When we think or talk about addiction and the despair it causes, we sometimes overlook the possibility of an addict or alcoholic committing suicide. Chances are, anyone who has struggled with substance abuse, has told themselves at least once “I am better off dead”.
With overdose numbers on the rise, it is easy to forget the addicts that take their lives every day. It seems as though suicide is a forgotten truth for those that suffer from the disease.
Nevertheless, the reality speaks in the numbers.
Research confirms, addicts and alcoholics are 6 times more likely to commit suicide compared to anyone else and the strongest predictor for suicide is not a psychiatric diagnosis, but rather alcoholism. Furthermore, suicide is the 10th leading cause of death in the U.S.
So we ask ourselves, what drives someone to do such a thing? There may be a few explanations.
Firstly, addicts are a seemingly hopeless group of individuals. Whether we would like to believe it or not, they carry around a great deal of shame and remorse for the things they have done. Substance abuse destroys their relationships, creates legal consequences, and sometimes leaves them homeless and penniless.
When all other options have run out, they feel the only thing left to do, is give up entirely.
Another reason behind the likelihood of suicide are underlying mental health issues, such as depression and anxiety. Major depression is 2 to 4 times higher in addicts compared to the general population.
Sometimes, an individual will abuse substances to alleviate symptoms of anxiety and depression, but once the chemical is removed, those feelings can come back at a higher rate. Without proper clinical interventions in place, a person can become overwhelmed with emotion.
What Can We Do To Prevent Suicide
In order to recognize the possibility of suicidal ideations, we must be properly trained to do so.
While the suicide rate among addicts is 45%, only a reported 11% sought substance abuse treatment.
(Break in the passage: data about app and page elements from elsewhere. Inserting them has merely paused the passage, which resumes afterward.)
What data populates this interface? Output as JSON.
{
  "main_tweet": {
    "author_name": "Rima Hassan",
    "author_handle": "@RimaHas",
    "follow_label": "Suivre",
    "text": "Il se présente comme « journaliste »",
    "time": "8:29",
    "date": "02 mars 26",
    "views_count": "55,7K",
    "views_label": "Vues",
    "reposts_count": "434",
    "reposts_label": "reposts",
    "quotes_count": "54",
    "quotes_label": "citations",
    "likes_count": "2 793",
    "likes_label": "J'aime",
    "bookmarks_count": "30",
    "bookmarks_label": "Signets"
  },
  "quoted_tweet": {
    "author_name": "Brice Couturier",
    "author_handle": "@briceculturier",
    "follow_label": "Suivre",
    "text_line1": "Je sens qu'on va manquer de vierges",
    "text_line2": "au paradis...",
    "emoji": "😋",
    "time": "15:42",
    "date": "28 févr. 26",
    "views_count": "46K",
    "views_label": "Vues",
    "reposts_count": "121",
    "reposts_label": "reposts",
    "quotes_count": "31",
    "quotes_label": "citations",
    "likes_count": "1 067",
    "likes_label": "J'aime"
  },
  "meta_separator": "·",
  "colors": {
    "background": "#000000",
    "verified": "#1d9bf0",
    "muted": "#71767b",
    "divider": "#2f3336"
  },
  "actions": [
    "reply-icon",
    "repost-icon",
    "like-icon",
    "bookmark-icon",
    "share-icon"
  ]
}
Several factors play a role in this finding, such as, a lack of resources, the stigma still attached to addiction and a lack of training in suicide prevention.
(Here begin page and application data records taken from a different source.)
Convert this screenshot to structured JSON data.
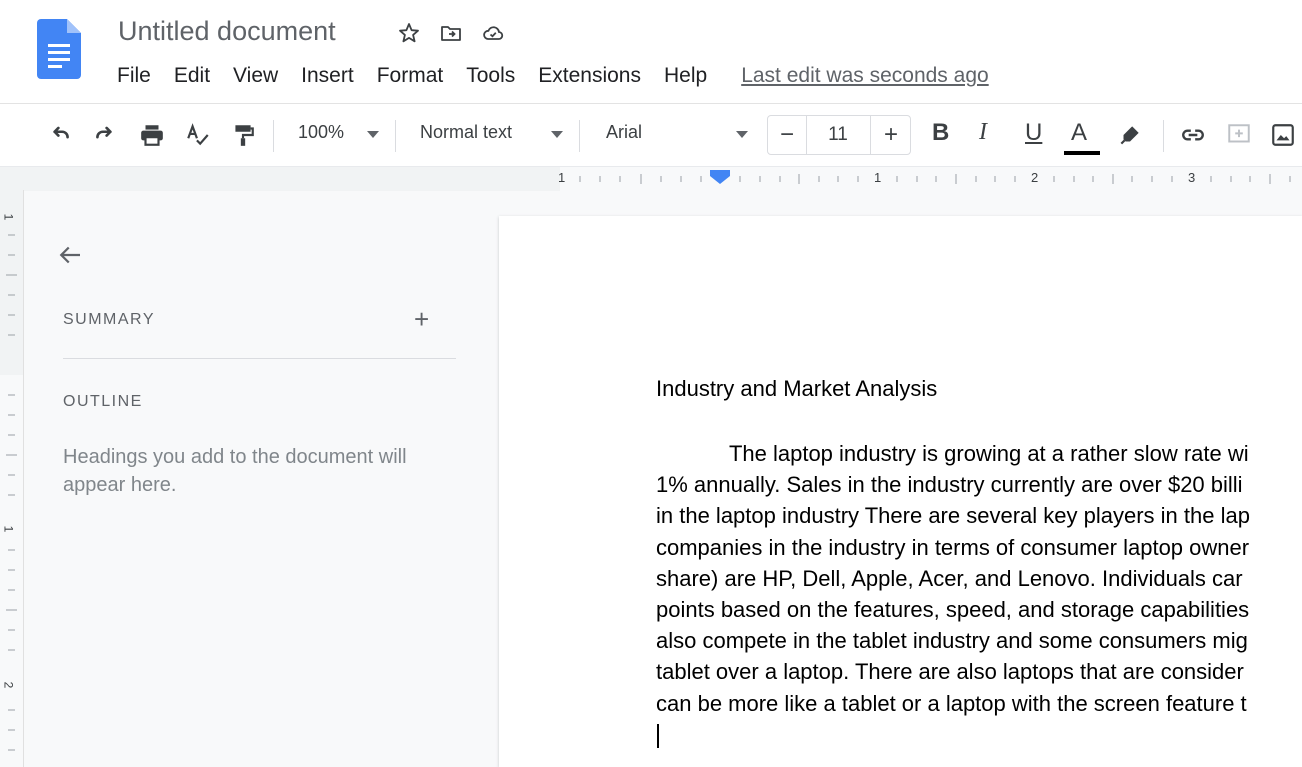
{
  "app": {
    "title": "Untitled document",
    "last_edit": "Last edit was seconds ago",
    "accent_color": "#4285f4"
  },
  "menu": {
    "items": [
      "File",
      "Edit",
      "View",
      "Insert",
      "Format",
      "Tools",
      "Extensions",
      "Help"
    ]
  },
  "toolbar": {
    "zoom": "100%",
    "style": "Normal text",
    "font": "Arial",
    "font_size": "11",
    "size_minus": "−",
    "size_plus": "+",
    "bold": "B",
    "italic": "I",
    "underline": "U",
    "text_color": "A",
    "icons": [
      "undo-icon",
      "redo-icon",
      "print-icon",
      "spellcheck-icon",
      "paint-format-icon",
      "highlighter-icon",
      "link-icon",
      "comment-icon",
      "image-icon"
    ]
  },
  "ruler": {
    "numbers": [
      "1",
      "1",
      "2",
      "3"
    ],
    "vertical_numbers": [
      "1",
      "1",
      "2"
    ]
  },
  "outline_panel": {
    "summary_label": "SUMMARY",
    "summary_add": "+",
    "outline_label": "OUTLINE",
    "outline_hint": "Headings you add to the document will appear here."
  },
  "document": {
    "heading": "Industry and Market Analysis",
    "paragraph_lines": [
      "            The laptop industry is growing at a rather slow rate wi",
      "1% annually.  Sales in the industry currently are over $20 billi",
      "in the laptop industry There are several key players in the lap",
      "companies in the industry in terms of consumer laptop owner",
      "share) are HP, Dell, Apple, Acer, and Lenovo.  Individuals car",
      "points based on the features, speed, and storage capabilities",
      "also compete in the tablet industry and some consumers mig",
      "tablet over a laptop.  There are also laptops that are consider",
      "can be more like a tablet or a laptop with the screen feature t"
    ]
  }
}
Primary health care professionals can help to a certain extent if they know what to look for and how to go about it. If they can determine that their patient struggles with alcoholism and/or addiction, they can then evaluate them for suicidal ideations and attempts.
Treatment providers must also do their part to address such issues once the individual has entered treatment. Proper evaluation and assessment is the beginning to knowing whether or not their patient may be suicidal.
Once that has been completed, the clinician can introduce the patient to a multitude of therapies and tools to help ease the discomfort of early sobriety. Some therapies that have proven to be beneficial are CBT (Cognitive Behavioral Therapy) and DBT (Dialectical Behavior Therapy).
Clearbrook Offers Another Way Out
Here at Clearbrook, we can offer you another solution.
With our decades of experience, we can properly evaluate and treat anyone who may be struggling with suicidal ideations.
Along with our 12-step based philosophy of treatment, we also integrate CBT and DBT into our treatment plans, to help our patients begin the healing process.
If you are struggling with a drug or alcohol problem and have contemplated suicide, please know there is another way; there is hope. Give Clearbrook a chance to show you.
Contact our Admissions Specialists today and begin on the road to recovery.